The club's wage bill doubled to £56m in its first year back in the Premier League and it reported a loss of £22.6m as debts jumped 57% to nearly £90m.
Fernandes says it has been harder than he thought to make the club sustainable in the top flight but is not concerned.
"No fear at all," Fernandes told BBC World Service's Sportsworld show.
And he insisted the club's financial outlay had been "blown out of all proportion" by the media.
QPR are partly owned by Fernandes, and fellow Malaysian businessmen Kamarudin Bin Meranun and Ruben Emir Gnanalingam, who have a combined 66% stake. The remainder belongs to the Mittal family.
The club, who have spent millions of pounds rebuilding their squad following promotion to the top flight in 2011-12, lie bottom of the Premier League with eight games to go and are seven points from safety.
In January, Rangers twice broke their transfer record, spending more than £20m on Loic Remy and Christopher Samba.

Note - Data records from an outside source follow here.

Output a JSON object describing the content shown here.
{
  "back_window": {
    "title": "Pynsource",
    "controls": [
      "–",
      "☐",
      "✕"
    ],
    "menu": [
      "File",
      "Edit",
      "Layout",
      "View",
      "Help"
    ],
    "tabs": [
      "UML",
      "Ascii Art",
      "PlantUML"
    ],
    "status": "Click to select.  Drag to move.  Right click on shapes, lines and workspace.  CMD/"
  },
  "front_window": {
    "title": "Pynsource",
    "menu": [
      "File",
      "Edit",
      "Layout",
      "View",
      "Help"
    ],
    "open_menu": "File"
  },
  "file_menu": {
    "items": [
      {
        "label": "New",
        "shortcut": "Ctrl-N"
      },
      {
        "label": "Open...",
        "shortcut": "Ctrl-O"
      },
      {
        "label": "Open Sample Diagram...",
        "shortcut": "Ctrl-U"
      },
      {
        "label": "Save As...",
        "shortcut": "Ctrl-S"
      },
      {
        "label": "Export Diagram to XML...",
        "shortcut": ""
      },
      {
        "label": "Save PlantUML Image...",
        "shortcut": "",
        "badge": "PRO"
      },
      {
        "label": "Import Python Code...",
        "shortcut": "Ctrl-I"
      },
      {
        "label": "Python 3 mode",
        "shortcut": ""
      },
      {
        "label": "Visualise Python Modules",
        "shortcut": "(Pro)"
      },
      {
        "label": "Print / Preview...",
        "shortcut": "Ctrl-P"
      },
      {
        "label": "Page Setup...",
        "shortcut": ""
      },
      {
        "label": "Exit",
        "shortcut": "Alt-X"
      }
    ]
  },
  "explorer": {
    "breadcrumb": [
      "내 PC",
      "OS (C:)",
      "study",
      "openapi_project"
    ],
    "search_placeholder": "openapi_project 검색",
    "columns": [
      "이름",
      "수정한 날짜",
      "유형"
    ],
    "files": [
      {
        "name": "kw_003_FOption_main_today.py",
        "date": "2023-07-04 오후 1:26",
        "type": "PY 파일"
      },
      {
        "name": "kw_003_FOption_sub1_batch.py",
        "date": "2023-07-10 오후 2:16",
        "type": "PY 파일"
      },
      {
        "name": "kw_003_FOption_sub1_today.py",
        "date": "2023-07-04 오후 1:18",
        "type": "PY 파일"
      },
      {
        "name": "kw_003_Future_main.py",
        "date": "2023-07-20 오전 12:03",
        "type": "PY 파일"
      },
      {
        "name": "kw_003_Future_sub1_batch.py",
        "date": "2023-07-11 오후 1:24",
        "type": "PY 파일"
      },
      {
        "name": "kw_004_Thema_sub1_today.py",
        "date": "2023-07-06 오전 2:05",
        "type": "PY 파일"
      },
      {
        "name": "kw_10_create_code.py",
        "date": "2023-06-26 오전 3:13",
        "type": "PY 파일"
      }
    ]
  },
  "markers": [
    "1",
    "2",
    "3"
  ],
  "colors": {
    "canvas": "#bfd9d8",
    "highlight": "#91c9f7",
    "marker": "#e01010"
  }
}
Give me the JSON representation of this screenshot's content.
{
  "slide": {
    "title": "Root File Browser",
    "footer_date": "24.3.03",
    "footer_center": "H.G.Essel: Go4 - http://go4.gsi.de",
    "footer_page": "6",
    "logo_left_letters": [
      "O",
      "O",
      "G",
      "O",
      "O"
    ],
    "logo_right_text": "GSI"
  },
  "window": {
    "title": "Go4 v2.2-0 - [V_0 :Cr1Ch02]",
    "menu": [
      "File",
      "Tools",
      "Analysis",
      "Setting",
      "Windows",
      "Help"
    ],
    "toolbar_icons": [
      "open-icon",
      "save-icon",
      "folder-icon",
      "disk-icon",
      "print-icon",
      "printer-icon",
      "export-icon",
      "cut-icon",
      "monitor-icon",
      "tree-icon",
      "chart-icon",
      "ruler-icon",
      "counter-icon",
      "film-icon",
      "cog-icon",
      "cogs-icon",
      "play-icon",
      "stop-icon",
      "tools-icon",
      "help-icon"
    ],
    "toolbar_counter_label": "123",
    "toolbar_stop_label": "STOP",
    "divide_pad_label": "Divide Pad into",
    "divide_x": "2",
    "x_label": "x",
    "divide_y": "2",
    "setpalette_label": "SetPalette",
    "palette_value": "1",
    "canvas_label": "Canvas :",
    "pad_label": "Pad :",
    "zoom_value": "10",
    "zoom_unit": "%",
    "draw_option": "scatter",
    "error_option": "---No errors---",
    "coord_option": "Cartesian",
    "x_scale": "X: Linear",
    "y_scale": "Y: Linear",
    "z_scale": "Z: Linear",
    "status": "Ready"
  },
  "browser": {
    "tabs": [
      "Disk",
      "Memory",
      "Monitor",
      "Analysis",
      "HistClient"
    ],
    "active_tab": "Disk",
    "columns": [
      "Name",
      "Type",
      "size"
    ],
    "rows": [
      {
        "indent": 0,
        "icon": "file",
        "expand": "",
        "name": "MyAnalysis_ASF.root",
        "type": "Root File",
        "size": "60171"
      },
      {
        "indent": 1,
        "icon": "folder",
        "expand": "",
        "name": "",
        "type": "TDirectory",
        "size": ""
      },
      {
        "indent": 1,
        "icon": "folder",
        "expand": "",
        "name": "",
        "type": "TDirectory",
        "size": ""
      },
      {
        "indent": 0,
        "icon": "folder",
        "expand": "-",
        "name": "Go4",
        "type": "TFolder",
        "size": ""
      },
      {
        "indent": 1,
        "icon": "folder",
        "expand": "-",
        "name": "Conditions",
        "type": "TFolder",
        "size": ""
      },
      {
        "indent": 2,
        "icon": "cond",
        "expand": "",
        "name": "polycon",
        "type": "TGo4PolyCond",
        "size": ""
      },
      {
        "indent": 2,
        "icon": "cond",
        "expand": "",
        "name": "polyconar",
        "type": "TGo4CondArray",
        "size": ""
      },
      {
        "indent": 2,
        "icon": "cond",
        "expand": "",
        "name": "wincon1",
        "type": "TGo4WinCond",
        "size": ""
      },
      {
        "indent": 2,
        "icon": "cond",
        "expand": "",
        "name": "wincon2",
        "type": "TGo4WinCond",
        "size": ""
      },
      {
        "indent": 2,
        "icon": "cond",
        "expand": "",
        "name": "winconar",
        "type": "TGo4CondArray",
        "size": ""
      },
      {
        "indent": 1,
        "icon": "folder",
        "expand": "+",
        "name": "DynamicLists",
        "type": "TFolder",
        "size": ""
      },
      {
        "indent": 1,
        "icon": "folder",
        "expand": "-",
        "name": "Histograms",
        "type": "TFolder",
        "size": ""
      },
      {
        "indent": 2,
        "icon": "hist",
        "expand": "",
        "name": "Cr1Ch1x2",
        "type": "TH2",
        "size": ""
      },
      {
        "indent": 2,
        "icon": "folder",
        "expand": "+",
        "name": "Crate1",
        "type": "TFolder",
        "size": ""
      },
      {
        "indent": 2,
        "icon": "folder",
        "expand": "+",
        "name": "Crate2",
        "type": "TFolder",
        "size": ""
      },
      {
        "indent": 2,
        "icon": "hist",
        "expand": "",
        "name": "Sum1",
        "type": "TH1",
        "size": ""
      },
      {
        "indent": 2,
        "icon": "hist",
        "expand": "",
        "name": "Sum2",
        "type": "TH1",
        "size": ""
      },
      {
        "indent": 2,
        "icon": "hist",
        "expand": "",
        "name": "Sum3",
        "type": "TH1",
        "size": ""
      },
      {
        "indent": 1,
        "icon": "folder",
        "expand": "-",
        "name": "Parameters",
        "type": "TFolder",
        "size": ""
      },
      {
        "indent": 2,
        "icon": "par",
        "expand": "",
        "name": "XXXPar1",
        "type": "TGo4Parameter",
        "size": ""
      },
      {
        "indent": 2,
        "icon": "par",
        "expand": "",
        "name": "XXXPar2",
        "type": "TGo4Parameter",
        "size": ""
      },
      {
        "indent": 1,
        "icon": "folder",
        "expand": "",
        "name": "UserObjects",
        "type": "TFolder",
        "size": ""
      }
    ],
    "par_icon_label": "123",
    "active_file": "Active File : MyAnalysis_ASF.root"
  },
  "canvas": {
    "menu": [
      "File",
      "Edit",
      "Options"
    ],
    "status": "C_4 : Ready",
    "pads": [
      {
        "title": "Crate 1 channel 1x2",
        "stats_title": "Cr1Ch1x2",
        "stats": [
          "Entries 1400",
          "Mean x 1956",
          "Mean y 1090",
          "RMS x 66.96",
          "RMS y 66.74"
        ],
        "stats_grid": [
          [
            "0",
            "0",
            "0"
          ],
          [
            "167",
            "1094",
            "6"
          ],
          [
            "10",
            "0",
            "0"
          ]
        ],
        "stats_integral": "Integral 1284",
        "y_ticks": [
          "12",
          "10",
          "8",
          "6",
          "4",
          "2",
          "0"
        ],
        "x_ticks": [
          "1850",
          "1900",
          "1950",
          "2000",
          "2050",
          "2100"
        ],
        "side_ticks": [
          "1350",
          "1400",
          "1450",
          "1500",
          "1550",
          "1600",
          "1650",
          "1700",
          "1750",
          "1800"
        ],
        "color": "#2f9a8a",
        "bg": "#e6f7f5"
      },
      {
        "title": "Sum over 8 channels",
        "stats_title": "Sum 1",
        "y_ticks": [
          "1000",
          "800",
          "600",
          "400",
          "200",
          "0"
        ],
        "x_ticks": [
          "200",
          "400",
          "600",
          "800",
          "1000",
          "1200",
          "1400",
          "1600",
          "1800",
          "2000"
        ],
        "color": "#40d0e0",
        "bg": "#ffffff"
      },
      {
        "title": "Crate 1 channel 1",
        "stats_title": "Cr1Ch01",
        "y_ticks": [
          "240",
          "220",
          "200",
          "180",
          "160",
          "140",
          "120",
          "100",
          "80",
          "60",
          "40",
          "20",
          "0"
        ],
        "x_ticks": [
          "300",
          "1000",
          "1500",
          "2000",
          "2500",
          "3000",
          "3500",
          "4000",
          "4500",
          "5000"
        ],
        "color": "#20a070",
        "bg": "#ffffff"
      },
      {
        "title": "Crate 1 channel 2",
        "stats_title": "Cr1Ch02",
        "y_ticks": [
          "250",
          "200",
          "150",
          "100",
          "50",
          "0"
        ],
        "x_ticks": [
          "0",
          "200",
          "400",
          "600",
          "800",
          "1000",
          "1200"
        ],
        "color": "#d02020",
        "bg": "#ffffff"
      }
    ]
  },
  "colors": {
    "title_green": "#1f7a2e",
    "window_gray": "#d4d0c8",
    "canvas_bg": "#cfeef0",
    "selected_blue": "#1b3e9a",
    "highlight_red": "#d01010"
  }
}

Since taking over at the club in August 2011, Fernandes has invested a significant amount on transfers, and the wage bill and debt is likely to have increased dramatically since the last accounts which go up until May 2012.
There have been two further rounds of heavy spending on players since then, in the summer of 2012 and January this year, and despite the promise of parachute payments if they go down, there are fears the club could be in danger of financial meltdown.
But asked whether relegation would cripple the club, Fernandes replied: "No, I don't think so.
"If we went down, we would just have to come back up. I've been in the airline business where we have had [to deal with] Sars, bird flu, earthquakes, and an oil crisis - so relegation is just another thing that would have happened. And we learned. We know what we need to do and we've put the right foundations in place."
Fernandes says he is committed to the club and will remain at Loftus Road even if they do find themselves back in the Championship next season. And he insists the extent of their transfer spending, as well as the wages they are supposed to be paying, has been exaggerated.
The Air Asia owner says QPR are not far off the limits that Financial Fair Play would introduce, and that he feels they have invested wisely. But he conceded that the difficulties in making the club profitable had surprised him.
"It's hard - much harder than I thought," he said.
"It is tough but hopefully next year there is a lot of TV money, hopefully we are still in the Premier League and that will give us a good chance.
"The press have blown it out of proportion. We are not that far away from FFP anyway.
"Our wage bill is a lot lower than being quoted. I mean the salary of Samba and stuff is just ludicrous when I read what they've reported.
"We are no different to any other club. We had to build a whole new team. None of the players who left QPR are in the Premier League anymore. These things happen."